When we finished visiting the Discovery museum, we went by the pier. There, we saw a red lighthouse and a statue of Christopher Columbus. So Dad took a picture of me by it. Then we all walked around the park near the harbor and as we do that here is the history of the lighthouse.
“The station was established in 1856. This pierhead light is one of a succession of lighthouses in this location, which were needed as the structures were destroyed by natural processes, or became obsolete as the piers were greatly extended.
The current lighthouse was built in 1906. It stands 50 feet tall, with a gently tapered shape, topped with a cylindrical lantern. The walls of the tower are cast iron plates. Inside the tower, the first story is 12 feet six inches in diameter. From the first story, a curving cast iron stairway ascends to the second story. The third story contains meteorological equipment which is connected to the lantern above. A steel ladder leads to a trapdoor in the ceiling. The fourth story is the lantern room, which contains a modern acrylic beacon.
Located on the north pier, the pierhead light is listed in the United States Coast Guard light list and the United States Geological Survey Geographic Names Information System as the Kenosha Light. It currently is painted red, but the lighthouse also has been painted white in the past. The adjacent south pier and breakwater also had lighthouses, but now have cylindrical navigational lights. These included fog signal buildings and elevated iron catwalks, all of which have been removed.
In June 2008, the Kenosha Pierhead Lighthouse was deemed “excess” by the Coast Guard. Pursuant to the National Historic Lighthouse Preservation Act of 2000, it was offered at no cost to eligible entities, including federal, state and local agencies, non-profit corporations, educational agencies, or community development organizations. A deadline of July 21 was created for qualified organizations to express interest. At this time, no organization came forward.
In 2011, the excess property was put up for auction and was purchased by Heather McGee and John Burhani. The lighthouse is currently being used as an art studio and gallery as its name now conveys; Kenosha Lighthouse Studio. Art shows, open to the public, can be found on the kenoshalighthousestudio.com website. The Kenosha Lighthouse Studio is open for individual dinners/meetings and other events.

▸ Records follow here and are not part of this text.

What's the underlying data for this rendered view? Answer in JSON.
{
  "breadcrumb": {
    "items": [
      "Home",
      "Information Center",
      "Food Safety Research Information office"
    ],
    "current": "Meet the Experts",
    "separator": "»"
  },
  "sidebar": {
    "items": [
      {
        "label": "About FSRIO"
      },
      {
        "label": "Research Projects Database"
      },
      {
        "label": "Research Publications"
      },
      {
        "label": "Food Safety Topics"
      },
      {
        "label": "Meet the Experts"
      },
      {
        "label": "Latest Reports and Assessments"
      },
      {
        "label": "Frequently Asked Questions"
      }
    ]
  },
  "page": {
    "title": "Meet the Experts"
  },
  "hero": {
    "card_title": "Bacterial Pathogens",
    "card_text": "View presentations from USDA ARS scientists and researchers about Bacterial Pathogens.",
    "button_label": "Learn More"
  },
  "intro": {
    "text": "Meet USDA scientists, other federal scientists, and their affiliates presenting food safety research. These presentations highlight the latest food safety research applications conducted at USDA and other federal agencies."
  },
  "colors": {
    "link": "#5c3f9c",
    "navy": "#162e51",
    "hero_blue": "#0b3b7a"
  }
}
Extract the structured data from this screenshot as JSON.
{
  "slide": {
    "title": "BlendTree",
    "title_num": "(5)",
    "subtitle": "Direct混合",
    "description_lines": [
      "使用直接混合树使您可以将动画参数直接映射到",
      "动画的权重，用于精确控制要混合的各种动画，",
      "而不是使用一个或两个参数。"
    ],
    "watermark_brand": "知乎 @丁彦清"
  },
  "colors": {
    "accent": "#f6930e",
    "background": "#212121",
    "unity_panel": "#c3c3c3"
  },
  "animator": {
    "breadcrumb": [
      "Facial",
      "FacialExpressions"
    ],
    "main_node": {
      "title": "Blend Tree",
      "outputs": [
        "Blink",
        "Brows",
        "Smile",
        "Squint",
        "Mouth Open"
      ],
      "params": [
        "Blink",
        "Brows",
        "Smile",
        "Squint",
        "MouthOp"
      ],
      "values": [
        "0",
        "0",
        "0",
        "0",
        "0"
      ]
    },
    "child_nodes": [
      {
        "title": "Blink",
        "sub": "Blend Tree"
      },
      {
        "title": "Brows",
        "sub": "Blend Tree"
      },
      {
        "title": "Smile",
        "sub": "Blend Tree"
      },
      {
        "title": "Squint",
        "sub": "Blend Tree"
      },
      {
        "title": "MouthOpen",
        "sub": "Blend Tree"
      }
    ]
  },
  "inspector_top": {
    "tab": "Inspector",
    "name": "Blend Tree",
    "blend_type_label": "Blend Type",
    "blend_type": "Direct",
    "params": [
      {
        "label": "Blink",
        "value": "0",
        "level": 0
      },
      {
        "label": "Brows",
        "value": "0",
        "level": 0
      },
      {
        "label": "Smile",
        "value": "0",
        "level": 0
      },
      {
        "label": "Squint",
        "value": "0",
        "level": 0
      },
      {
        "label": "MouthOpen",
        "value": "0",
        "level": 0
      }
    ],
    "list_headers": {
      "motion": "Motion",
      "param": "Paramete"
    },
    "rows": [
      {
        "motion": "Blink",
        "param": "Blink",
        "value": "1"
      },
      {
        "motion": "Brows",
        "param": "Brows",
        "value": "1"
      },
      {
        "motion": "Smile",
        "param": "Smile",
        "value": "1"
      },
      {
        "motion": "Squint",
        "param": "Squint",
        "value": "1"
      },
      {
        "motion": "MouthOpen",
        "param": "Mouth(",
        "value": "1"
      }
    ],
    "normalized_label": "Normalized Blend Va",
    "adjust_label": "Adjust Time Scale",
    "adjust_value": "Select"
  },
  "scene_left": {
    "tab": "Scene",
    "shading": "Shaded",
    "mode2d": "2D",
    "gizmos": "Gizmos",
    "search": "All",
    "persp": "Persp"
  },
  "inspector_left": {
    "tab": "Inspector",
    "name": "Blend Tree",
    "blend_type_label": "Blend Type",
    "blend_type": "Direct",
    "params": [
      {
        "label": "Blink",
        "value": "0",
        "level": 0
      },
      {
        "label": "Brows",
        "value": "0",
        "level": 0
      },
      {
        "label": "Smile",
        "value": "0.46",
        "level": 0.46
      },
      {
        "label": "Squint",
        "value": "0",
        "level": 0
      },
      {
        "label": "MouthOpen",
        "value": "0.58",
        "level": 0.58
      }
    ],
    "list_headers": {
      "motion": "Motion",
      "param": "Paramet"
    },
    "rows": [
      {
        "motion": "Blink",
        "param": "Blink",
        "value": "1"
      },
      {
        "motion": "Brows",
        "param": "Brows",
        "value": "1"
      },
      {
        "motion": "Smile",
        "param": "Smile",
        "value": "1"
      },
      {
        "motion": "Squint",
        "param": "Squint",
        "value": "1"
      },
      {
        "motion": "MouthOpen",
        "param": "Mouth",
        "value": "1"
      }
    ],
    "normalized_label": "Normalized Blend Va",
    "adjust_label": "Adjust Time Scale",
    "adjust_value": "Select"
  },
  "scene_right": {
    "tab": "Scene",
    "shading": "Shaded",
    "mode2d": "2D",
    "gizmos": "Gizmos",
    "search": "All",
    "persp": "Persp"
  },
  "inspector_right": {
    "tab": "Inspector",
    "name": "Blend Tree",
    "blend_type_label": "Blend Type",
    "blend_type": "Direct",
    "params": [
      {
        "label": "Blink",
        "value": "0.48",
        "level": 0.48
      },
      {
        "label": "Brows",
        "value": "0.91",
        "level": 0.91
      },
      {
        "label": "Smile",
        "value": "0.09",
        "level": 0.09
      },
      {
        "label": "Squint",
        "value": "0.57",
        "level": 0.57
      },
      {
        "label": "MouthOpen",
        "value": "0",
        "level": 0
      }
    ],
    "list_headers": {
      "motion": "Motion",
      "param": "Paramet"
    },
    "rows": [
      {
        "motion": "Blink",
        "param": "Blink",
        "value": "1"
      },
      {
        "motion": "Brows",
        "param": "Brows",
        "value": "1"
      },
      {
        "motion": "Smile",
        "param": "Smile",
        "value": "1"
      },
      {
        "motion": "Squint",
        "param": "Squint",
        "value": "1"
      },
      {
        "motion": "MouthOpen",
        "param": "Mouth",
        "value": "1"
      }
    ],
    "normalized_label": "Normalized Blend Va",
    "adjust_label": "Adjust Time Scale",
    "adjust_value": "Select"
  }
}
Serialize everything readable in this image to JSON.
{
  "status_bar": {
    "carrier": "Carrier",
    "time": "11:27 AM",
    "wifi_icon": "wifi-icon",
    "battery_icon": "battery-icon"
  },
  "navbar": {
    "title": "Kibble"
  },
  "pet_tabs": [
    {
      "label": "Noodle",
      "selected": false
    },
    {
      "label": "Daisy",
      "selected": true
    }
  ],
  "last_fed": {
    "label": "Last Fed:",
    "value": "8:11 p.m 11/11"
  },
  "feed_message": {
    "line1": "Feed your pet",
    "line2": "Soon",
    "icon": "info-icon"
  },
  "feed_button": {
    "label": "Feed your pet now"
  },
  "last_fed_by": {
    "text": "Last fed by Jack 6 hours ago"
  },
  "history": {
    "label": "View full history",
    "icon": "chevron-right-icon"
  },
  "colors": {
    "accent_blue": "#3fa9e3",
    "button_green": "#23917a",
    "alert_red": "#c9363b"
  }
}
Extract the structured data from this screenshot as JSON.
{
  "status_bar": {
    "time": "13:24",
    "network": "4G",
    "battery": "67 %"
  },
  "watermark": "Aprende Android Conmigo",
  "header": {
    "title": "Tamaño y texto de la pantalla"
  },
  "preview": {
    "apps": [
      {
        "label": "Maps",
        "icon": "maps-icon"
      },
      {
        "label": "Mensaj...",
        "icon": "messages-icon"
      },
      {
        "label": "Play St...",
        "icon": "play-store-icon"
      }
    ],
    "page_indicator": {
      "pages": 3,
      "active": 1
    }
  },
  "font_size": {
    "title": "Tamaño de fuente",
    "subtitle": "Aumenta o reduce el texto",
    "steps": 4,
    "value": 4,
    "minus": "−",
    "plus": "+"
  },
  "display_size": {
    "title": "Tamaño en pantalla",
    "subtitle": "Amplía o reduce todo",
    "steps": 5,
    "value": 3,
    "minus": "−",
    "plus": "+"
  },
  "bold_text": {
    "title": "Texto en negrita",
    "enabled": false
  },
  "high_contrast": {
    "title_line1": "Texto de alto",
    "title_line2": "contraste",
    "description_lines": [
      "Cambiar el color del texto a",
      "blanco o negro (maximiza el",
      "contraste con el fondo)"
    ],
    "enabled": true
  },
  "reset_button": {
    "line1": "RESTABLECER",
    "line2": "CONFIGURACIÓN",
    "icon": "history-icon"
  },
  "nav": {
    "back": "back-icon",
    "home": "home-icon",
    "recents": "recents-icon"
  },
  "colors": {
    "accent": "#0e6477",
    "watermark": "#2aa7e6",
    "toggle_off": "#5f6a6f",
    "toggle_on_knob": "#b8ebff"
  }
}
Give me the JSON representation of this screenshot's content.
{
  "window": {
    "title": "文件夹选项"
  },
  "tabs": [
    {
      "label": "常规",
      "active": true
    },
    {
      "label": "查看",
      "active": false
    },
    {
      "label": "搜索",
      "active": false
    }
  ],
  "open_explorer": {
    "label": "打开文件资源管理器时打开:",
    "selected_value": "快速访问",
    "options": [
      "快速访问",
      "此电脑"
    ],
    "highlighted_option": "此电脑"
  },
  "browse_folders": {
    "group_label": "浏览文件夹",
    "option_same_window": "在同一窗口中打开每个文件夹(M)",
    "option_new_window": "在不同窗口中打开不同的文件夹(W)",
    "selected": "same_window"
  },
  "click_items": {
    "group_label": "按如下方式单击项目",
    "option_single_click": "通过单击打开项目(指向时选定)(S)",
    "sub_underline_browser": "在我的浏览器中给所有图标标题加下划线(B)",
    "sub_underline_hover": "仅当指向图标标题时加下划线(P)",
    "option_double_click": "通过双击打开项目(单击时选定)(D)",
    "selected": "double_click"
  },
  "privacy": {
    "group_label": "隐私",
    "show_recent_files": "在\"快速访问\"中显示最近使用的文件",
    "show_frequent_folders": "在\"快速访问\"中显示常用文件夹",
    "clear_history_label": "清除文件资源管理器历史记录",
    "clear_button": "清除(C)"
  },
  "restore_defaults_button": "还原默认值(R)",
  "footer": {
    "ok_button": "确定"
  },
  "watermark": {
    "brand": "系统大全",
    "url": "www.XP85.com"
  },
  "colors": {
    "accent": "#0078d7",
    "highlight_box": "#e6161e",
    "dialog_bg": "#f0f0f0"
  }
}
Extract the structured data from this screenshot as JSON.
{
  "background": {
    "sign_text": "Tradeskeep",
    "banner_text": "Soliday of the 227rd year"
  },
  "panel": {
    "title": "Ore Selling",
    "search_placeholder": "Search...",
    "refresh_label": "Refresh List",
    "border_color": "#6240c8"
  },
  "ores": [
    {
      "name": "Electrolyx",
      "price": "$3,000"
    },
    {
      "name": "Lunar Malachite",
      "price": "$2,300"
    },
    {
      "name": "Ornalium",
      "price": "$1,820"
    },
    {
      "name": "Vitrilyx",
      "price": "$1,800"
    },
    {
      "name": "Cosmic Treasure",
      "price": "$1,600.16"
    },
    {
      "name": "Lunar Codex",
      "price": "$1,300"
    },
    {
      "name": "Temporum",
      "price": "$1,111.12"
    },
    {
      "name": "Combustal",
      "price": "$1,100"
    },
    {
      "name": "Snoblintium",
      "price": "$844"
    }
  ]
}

The light is accessible for exterior inspection, but not open to the public.”
We walked around the Harbor Park and today it was not too crowded and sun weather was beautiful. We also noticed the statue on the middle. With first look, I already recognized who the man was, the man who “discover” America.
The Spirit of the Immigrant Statue of Christopher Columbus
“The Spirit of the Immigrant Statue of Christopher Columbus is dedicated to immigrants from countries around the world who have traveled under difficult circumstances to Kenosha, Wisconsin, and America with the hope of building a better life for themselves and their families. Columbus was chosen to depict this select group of people because of the vision and courage that he displayed in 1492. He proved his theory that’s why sailing west he could circumnavigate the world, thus he prevailed over the conventional wisdom that this feat could not be accomplished.
Many of the immigrants of times past and today have demonstrated enormous courage by leaving their homelands under difficult circumstances and often the skepticism of their countrymen to forge abetter life. It is that spirit of Americans that the committee recognizes and thus dedicates this statue to all the immigrants who made America unique and the strongest country in the world.” – Sculptor Michael Martino
It was strange to put this man here and to symbolize him for the immigrants. First of all, he never set foot in this part of the continent, another there were more respectable people that can be honor. Anyway, that was for walk around the park and we left to see other parts of Kenosha.
Here are the links for more information: